    Folks whose Christianity apparently relies on unswerving devotion to a particular rewrite of the King James Bible and rejection of what we’ve learned since about 1800 – – – are probably sincere. I’m quite sure they do not represent all Christians, and certainly not Christianity. They can, however, be very enthusiastic; and leave what I see as a regrettable impression. I say that a lot.

    Another of my hobby horses is encouraging what I think is a reasonable attitude toward God’s universe, our human nature, and God. I think God didn’t make a mistake by giving us brains and curiosity. How we use them is up to us – which gets me into free will, and that’s another topic.

    We’re learning that we’ve *been* learning for a very long time: very slowly for the most part, with occasional eras of rapid development.

    We’re in one of those ‘fast forward’ times now, and have been for several centuries. I like living at a time when much of what I learned in my youth about our understanding of God’s universe – has been replaced by new and more accurate understanding. Many folks, apparently, experiencing the same thing don’t like it.

    An individual’s emotional response to any facet of reality may not be easily changed. On the other hand, I think most of us can review and revise our intellectual or ‘practical’ understanding so that we’re dealing with reality – the same reality everyone else lives in.

    Expecting everyone to share my enthusiasm for humanity’s increased knowledge and understanding isn’t reasonable. I like to think that most can consider that maybe trusting God is a good idea, and that learning more about God’s work doesn’t offend the Almighty.

    We will, if we’re doing it right, learn something about God by studying what God’s making.

    That’s not a new idea:

    “…God, the Creator and Ruler of all things, is also the Author of the Scriptures – and that therefore nothing can be proved either by physical science or archaeology which can really contradict the Scriptures. … Even if the difficulty is after all not cleared up and the discrepancy seems to remain, the contest must not be abandoned; truth cannot contradict truth…”
    (“Providentissimus Deus,” Pope Leo XIII (November 18, 1893))

    “Question the beauty of the earth, question the beauty of the sea, question the beauty of the air…. They all answer you, ‘Here we are, look; we’re beautiful.’…
    “…So in this way they arrived at a knowledge of the god who made things, through the things which he made.”
    (Sermon 241, St. Augustine of Hippo (ca. 411)

    Liked by 2 people

    • Learning about God by what God has made was a central aspect of inquiry during the high Miiddle Ages.

      If I remember correctly, the monks/priests during that time didn’t rely much on “Bible alone” approach to inquiry, but actually sought to understand the handiwork of God’s creation. Geometry was their fascination since God was the ultimate geometer of the heavens. I like how scientists operate under that belie.

      Their questions created more questions with an even number of objections too but ultimately those had answers and fostered a healthy curiosity about God. That’s the heart of Scholastics such as Aquinas. I do believe that God wants us to be curious about creation. Not simply just to be curious, but to understand the intricacies of the grand design in our finite nature. Sadly, I see many who interpret the Bible from the phenomenological perspective totally miss the point about having a reasonable attitude towards the universe and God.

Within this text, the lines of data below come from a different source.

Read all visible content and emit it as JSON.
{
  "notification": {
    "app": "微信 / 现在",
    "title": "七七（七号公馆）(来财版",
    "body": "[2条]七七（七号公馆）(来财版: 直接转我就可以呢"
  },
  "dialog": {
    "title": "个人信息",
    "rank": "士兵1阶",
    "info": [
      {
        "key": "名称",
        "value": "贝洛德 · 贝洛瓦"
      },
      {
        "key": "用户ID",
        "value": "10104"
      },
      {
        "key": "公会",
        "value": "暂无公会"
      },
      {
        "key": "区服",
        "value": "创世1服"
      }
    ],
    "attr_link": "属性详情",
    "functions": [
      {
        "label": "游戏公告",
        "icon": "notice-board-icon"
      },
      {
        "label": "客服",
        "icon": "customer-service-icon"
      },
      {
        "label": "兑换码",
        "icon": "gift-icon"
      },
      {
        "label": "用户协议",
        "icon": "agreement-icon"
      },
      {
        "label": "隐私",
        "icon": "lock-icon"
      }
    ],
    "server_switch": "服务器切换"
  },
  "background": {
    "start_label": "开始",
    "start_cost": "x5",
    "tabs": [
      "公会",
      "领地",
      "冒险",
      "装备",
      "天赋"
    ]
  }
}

      I love the first quote you provided!



    • Hello, I completely love how a skeptic is eventually showed proof of divine power. It’s like: what are you going to do now with it? A very good film about an artifact that has made countless people wonder about the Bible, its credibility, and archaeology.

      Liked by 1 person

Leave a Reply

Fill in your details below or click an icon to log in: Logo

You are commenting using your account. Log Out /  Change )

Google photo

You are commenting using your Google account. Log Out /  Change )

Twitter picture

You are commenting using your Twitter account. Log Out /  Change )

Facebook photo

You are commenting using your Facebook account. Log Out /  Change )

Connecting to %s